Animal use in Medical Research
The use of animals in medical researches has saved and also improved the quality of lives of many people and animals as well. Medicines, techniques and procedures currently used in diagnosing and curing diseases have been made easier by using animals in research.
This has greatly helped to understand how the body works. Most of these researches are conducted in universities, hospitals and other institutes to find cures that reduce the death of human beings and at the same time the animals themselves (Understanding Animal Research, 2010).
Initially, most deaths were occurred as a result of infections and diseases and it was not until 1900 that developments were made to put an end to the deaths due to the introduction of animal testing (Understanding Animal Research, 2010).
Major medical breakthroughs such as the discovery of anesthesia, artificial respiration, germ theory and the discovery of the AIDS causing virus have been arrived at as a result of animal testing (Understanding Animal Research, 2010). Medical research that uses animals should be continued as it aids in saving lives.
Use of animals for medical research is cruel and immoral
Dissection of animals is also known as vivisection which can either be done either in part or completely and later the findings used in medical research (Monamy, 2000).
Alternatively, animal reactions to different substances can be monitored from their behavior. In his research, Monamy recognizes the use of animals in conducting experiments in medicine fields such as psychology, physiology, biology and improvements in medical technology.
However, animal rights activists consider actions inflicted to animals in the process of research as a form of cruelty, terming the actions as against the moral obligations of human beings to animals. Animal rights campaigners claim that animals possess moral rights and thus it is wrong for human beings to use them for experimental purposes (White, 2008).
The findings of investigation on the morality of animals shows that a morally considerable creature as one that can be morally wronged. This is a capability that is generalized to be possessed by human beings despite there being no clear proof of any other animal with the same ability (Stanford encyclopedia of philosophy, 2003).
According to Stanford encyclopedia of philosophy, a claim that human beings are more morally competent than animals grants them the ability to make decisions that affect both animals and human beings (2003). Also, this makes the human beings responsible for activities that enhance the dignity of all forms of life on earth.
It has led to the development of processes and substances that ensure that life is habitable for both human and non-human beings. In the light of this view, proponents of animal testing have continued to cite this as a reason for the execution of animal testing.
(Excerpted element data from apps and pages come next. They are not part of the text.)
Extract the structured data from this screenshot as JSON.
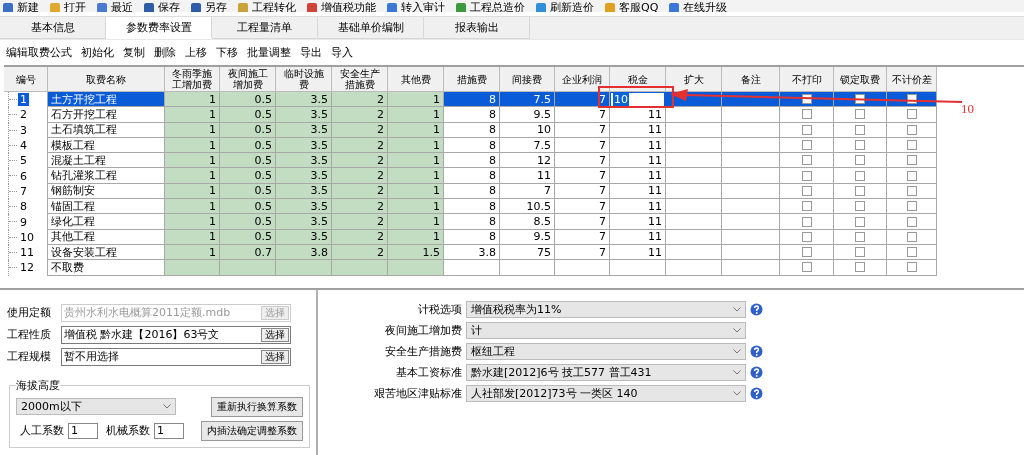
{
  "toolbar": [
    {
      "label": "新建"
    },
    {
      "label": "打开"
    },
    {
      "label": "最近"
    },
    {
      "label": "保存"
    },
    {
      "label": "另存"
    },
    {
      "label": "工程转化"
    },
    {
      "label": "增值税功能"
    },
    {
      "label": "转入审计"
    },
    {
      "label": "工程总造价"
    },
    {
      "label": "刷新造价"
    },
    {
      "label": "客服QQ"
    },
    {
      "label": "在线升级"
    }
  ],
  "tabs": [
    {
      "label": "基本信息",
      "selected": false
    },
    {
      "label": "参数费率设置",
      "selected": true
    },
    {
      "label": "工程量清单",
      "selected": false
    },
    {
      "label": "基础单价编制",
      "selected": false
    },
    {
      "label": "报表输出",
      "selected": false
    }
  ],
  "actions": [
    "编辑取费公式",
    "初始化",
    "复制",
    "删除",
    "上移",
    "下移",
    "批量调整",
    "导出",
    "导入"
  ],
  "table": {
    "columns": [
      {
        "label": "编号",
        "shaded": false
      },
      {
        "label": "取费名称",
        "shaded": false
      },
      {
        "label": "冬雨季施工增加费",
        "shaded": true
      },
      {
        "label": "夜间施工增加费",
        "shaded": true
      },
      {
        "label": "临时设施费",
        "shaded": true
      },
      {
        "label": "安全生产措施费",
        "shaded": true
      },
      {
        "label": "其他费",
        "shaded": true
      },
      {
        "label": "措施费",
        "shaded": false
      },
      {
        "label": "间接费",
        "shaded": false
      },
      {
        "label": "企业利润",
        "shaded": false
      },
      {
        "label": "税金",
        "shaded": false
      },
      {
        "label": "扩大",
        "shaded": false
      },
      {
        "label": "备注",
        "shaded": false
      }
    ],
    "check_columns": [
      "不打印",
      "锁定取费",
      "不计价差"
    ],
    "rows": [
      {
        "cells": [
          "1",
          "土方开挖工程",
          "1",
          "0.5",
          "3.5",
          "2",
          "1",
          "8",
          "7.5",
          "7",
          "10"
        ],
        "editing": true,
        "selected": true,
        "checks": [
          false,
          false,
          false
        ]
      },
      {
        "cells": [
          "2",
          "石方开挖工程",
          "1",
          "0.5",
          "3.5",
          "2",
          "1",
          "8",
          "9.5",
          "7",
          "11"
        ],
        "editing": false,
        "selected": false,
        "checks": [
          false,
          false,
          false
        ]
      },
      {
        "cells": [
          "3",
          "土石填筑工程",
          "1",
          "0.5",
          "3.5",
          "2",
          "1",
          "8",
          "10",
          "7",
          "11"
        ],
        "editing": false,
        "selected": false,
        "checks": [
          false,
          false,
          false
        ]
      },
      {
        "cells": [
          "4",
          "模板工程",
          "1",
          "0.5",
          "3.5",
          "2",
          "1",
          "8",
          "7.5",
          "7",
          "11"
        ],
        "editing": false,
        "selected": false,
        "checks": [
          false,
          false,
          false
        ]
      },
      {
        "cells": [
          "5",
          "混凝土工程",
          "1",
          "0.5",
          "3.5",
          "2",
          "1",
          "8",
          "12",
          "7",
          "11"
        ],
        "editing": false,
        "selected": false,
        "checks": [
          false,
          false,
          false
        ]
      },
      {
        "cells": [
          "6",
          "钻孔灌浆工程",
          "1",
          "0.5",
          "3.5",
          "2",
          "1",
          "8",
          "11",
          "7",
          "11"
        ],
        "editing": false,
        "selected": false,
        "checks": [
          false,
          false,
          false
        ]
      },
      {
        "cells": [
          "7",
          "钢筋制安",
          "1",
          "0.5",
          "3.5",
          "2",
          "1",
          "8",
          "7",
          "7",
          "11"
        ],
        "editing": false,
        "selected": false,
        "checks": [
          false,
          false,
          false
        ]
      },
      {
        "cells": [
          "8",
          "锚固工程",
          "1",
          "0.5",
          "3.5",
          "2",
          "1",
          "8",
          "10.5",
          "7",
          "11"
        ],
        "editing": false,
        "selected": false,
        "checks": [
          false,
          false,
          false
        ]
      },
      {
        "cells": [
          "9",
          "绿化工程",
          "1",
          "0.5",
          "3.5",
          "2",
          "1",
          "8",
          "8.5",
          "7",
          "11"
        ],
        "editing": false,
        "selected": false,
        "checks": [
          false,
          false,
          false
        ]
      },
      {
        "cells": [
          "10",
          "其他工程",
          "1",
          "0.5",
          "3.5",
          "2",
          "1",
          "8",
          "9.5",
          "7",
          "11"
        ],
        "editing": false,
        "selected": false,
        "checks": [
          false,
          false,
          false
        ]
      },
      {
        "cells": [
          "11",
          "设备安装工程",
          "1",
          "0.7",
          "3.8",
          "2",
          "1.5",
          "3.8",
          "75",
          "7",
          "11"
        ],
        "editing": false,
        "selected": false,
        "checks": [
          false,
          false,
          false
        ]
      },
      {
        "cells": [
          "12",
          "不取费"
        ],
        "editing": false,
        "selected": false,
        "checks": [
          false,
          false,
          false
        ]
      }
    ]
  },
  "annotation": {
    "label": "10"
  },
  "project": {
    "fields": [
      {
        "label": "使用定额",
        "value": "贵州水利水电概算2011定额.mdb",
        "button": "选择",
        "disabled": true
      },
      {
        "label": "工程性质",
        "value": "增值税 黔水建【2016】63号文",
        "button": "选择",
        "disabled": false
      },
      {
        "label": "工程规模",
        "value": "暂不用选择",
        "button": "选择",
        "disabled": false
      }
    ],
    "altitude": {
      "title": "海拔高度",
      "value": "2000m以下",
      "recalc_button": "重新执行换算系数",
      "labor_label": "人工系数",
      "labor_value": "1",
      "machine_label": "机械系数",
      "machine_value": "1",
      "interp_button": "内插法确定调整系数"
    }
  },
  "options": [
    {
      "label": "计税选项",
      "value": "增值税税率为11%",
      "help": true
    },
    {
      "label": "夜间施工增加费",
      "value": "计",
      "help": false
    },
    {
      "label": "安全生产措施费",
      "value": "枢纽工程",
      "help": true
    },
    {
      "label": "基本工资标准",
      "value": "黔水建[2012]6号 技工577 普工431",
      "help": true
    },
    {
      "label": "艰苦地区津贴标准",
      "value": "人社部发[2012]73号 一类区 140",
      "help": true
    }
  ]
}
In contrast, there has been a revelation of animals exhibiting feelings, especially primates. They have social ties with each other. This was discovered by their abilities to show emotions when one of them died after being depressed (2003). Other animals too have been proven to demonstrate high degrees of mental sophistication (White, 2008).
In his book, Contemporary Moral Problems” White claims that this argument accords them the moral right to be respected and not to be used in experiments. Birds such as parrots, mynahs and magpies are seen to be mentally competent (2008, pp. 347).
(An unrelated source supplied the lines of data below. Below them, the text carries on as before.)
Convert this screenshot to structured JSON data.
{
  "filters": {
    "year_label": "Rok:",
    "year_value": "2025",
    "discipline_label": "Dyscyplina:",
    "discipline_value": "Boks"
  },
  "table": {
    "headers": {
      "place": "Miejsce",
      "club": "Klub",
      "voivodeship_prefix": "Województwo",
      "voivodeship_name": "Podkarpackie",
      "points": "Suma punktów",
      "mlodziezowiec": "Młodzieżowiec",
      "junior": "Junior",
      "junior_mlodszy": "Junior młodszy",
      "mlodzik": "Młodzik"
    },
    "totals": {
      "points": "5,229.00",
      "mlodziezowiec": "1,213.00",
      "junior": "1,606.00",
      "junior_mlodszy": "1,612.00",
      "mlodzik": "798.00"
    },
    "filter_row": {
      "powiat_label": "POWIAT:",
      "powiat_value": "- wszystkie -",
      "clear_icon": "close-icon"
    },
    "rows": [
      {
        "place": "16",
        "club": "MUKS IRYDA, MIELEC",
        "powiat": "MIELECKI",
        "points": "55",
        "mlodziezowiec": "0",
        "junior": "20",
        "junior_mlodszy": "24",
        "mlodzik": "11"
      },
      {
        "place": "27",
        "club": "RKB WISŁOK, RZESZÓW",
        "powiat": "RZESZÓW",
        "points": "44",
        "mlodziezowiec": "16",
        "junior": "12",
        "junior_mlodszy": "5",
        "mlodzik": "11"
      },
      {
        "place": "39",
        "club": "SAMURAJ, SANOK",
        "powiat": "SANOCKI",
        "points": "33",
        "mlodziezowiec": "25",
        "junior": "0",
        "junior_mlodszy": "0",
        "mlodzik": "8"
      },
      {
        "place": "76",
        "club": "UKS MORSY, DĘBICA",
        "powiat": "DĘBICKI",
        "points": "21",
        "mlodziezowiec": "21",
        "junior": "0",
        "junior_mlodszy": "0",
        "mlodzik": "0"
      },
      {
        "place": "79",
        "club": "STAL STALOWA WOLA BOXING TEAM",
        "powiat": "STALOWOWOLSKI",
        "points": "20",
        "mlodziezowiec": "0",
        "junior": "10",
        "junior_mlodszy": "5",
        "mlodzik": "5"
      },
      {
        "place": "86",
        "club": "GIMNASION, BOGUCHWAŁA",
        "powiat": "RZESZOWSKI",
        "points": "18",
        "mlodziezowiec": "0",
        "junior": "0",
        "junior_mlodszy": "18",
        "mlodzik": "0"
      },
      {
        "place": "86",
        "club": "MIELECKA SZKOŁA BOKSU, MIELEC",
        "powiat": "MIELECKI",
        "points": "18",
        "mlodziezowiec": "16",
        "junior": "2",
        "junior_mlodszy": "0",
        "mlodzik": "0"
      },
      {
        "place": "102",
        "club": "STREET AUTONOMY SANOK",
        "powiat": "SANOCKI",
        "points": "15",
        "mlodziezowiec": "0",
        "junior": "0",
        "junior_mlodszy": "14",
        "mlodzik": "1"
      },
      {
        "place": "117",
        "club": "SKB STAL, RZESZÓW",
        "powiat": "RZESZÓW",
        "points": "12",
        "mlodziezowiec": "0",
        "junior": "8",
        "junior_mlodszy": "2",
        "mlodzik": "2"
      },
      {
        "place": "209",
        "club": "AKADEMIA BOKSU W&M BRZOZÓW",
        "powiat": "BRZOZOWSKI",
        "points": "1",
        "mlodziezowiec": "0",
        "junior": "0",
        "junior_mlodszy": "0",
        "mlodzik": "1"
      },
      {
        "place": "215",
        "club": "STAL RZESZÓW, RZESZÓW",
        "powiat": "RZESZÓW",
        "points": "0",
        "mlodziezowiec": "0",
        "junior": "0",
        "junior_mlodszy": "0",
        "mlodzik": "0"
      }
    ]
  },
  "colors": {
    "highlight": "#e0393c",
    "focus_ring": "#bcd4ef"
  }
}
More supporters of animal rights claim that animals have inherent value. Thus, they believe that every creature has the will to live its life free from pain or suffering like the one that may be caused by medical tests (Singer, 1975).
All beings are entitled to similar considerations in view of their capacity to be alive (Singer, 1975). In his book named “Animal liberation: a new ethics for our treatment of animals” Singer explains that the capacity of some animals of the group of higher vertebrates to feel pain must not be ignored. He relates it to the ability of human beings to feel the same and hence the need to respect moral rights of animals.
According to Singer, the fact that human beings continue to accord moral respect to retarded human beings and those considered to have lost their capacity for what is considered moral rights, is being unfair to animals. He adds that “lack of moral rigths” has led to animals being slaughtered for food and continously used in medical experiments (1975).